Precipitation is usually very abundant, almost always above 1000 mm. According to the annual average quantity, the most intensely rainy regions are those bordering the Atlantic Ocean and the northern flat section (Petén). An oasis of particularly intense rainfall is offered by the department of Alta Verapaz, where numerous stations have over 5000 mm. of rain per year: Chinasayup, at m. 875 sm, has 5234 mm. annual rain; Setal, at 730 msm, 5288 mm.; Trece Aguas, at m. 725 sm, 5617 mm. The medium basin of Motagua, on the other hand, has areas with rainfall of less than 1000 mm., While the Pacific side is heavily rained. The amount of rain increases with the altitude: S. José, on the sea, has 1410 mm.; Retalhuleu, at m. 250 sm, 2772 mm.; San Luis (Quezaltenango), at m. 650 sm, has 4895 mm.; S. Amalia (Quezaltenango) at m. 800 sm, mm. 4309. The area of ​​the highlands has less abundant rainfall: Guatemala, at m. 1480s. m., has 1316 mm. of rain per year; Quezaltenango, at m. 2350 sm, 671 mm. only. As regards the seasonal distribution, on the Atlantic side, open to trade winds, the rainfall appears to be distributed very regularly in each month of the year: Puerto Barrios in the period May-October receives 56% of the total amount of rainfall; Setal 59%; Chimax (Alta Verapaz) 65%. On the Pacific side, on the other hand, an intensely rainy season alternates with a relatively dry one: in San Luis in the period considered, 82% of the annual total falls; 88% in Quezaltenango, and 64% in San José.

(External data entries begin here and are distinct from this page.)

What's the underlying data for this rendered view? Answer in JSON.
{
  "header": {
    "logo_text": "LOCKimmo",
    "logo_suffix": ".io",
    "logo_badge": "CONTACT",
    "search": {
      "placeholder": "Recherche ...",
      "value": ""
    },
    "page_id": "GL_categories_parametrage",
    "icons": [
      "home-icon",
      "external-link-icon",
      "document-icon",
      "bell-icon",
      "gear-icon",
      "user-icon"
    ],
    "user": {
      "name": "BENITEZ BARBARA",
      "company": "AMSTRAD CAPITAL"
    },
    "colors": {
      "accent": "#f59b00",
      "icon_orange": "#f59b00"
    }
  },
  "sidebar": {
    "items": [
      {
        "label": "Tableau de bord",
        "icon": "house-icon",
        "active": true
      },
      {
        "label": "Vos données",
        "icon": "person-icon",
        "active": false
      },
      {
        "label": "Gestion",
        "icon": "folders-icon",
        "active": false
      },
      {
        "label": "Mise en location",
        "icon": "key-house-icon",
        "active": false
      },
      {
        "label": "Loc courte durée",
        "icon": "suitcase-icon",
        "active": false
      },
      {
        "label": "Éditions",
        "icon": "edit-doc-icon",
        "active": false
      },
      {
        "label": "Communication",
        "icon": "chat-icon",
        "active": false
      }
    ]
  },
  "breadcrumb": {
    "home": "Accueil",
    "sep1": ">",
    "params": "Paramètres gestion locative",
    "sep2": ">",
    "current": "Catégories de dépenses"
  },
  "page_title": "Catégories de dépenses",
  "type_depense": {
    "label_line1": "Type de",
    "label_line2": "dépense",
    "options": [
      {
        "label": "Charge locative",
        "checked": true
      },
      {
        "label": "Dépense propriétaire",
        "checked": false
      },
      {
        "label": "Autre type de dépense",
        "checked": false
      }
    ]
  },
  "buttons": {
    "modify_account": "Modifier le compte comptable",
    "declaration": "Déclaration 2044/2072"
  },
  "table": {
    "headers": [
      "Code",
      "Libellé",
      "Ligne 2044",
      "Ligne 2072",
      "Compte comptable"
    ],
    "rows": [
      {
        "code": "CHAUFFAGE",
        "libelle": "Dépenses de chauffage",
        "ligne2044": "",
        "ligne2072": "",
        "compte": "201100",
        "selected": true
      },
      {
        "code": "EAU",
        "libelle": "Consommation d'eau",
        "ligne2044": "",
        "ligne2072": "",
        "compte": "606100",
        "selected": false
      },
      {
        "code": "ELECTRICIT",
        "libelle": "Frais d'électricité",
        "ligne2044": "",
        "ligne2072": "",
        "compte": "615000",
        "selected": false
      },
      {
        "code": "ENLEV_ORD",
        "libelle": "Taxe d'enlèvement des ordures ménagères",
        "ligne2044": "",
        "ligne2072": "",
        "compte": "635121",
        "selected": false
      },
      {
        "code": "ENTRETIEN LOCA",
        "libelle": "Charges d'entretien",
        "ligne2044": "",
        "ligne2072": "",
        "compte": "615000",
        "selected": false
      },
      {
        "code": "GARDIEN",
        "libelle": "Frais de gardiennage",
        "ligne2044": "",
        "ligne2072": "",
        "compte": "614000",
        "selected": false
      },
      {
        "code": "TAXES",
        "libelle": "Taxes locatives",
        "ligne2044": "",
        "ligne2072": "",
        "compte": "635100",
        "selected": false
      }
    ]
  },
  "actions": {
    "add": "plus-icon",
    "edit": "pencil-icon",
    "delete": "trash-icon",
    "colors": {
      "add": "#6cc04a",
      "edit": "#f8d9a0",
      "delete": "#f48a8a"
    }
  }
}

The rivers of Guatemala run to two main sides: that of the Atlantic and that of the Pacific. For obvious morphological reasons, the rivers that flow into the Pacific are not navigable due to the steepness of their slope, nor do they have regular flow: they are magnificently usable for the production of hydroelectric energy. Far more important are those on the Atlantic side, among which we will distinguish those that throw themselves into the Gulf of Campeggio and those that send the waters to the Gulf of Honduras. Of the former (Chiapas and Usumacinta) Guatemala has only the spring basins, while the latter is entirely within the limits of the state. The largest are: the Motagua, the main Guatemalan river, over 400 km long, and the Río Polochic, which with its tributary, the Cobán, is 300 km long:

On the Pacific side, in relation to the imposing volcanic systems, there are two large lakes: Lake Atitlán, devoid of emissaries, at m. 1555 on the sea, with 270 sq. Km. of surface, a perimeter of 120 km. and a depth greater than 320 meters, looked south by the volcanoes of S. Pedro and Atitlȧn; and the Amatitlán Lake (Michatoya basin) at m. 1180, with an area of ​​30 sq. Km., With 50 km. of perimeter, a maximum depth of 34 m., looked to the west and south by the volcanoes Santa María, Agua and Pacaya.

Guatemala Climate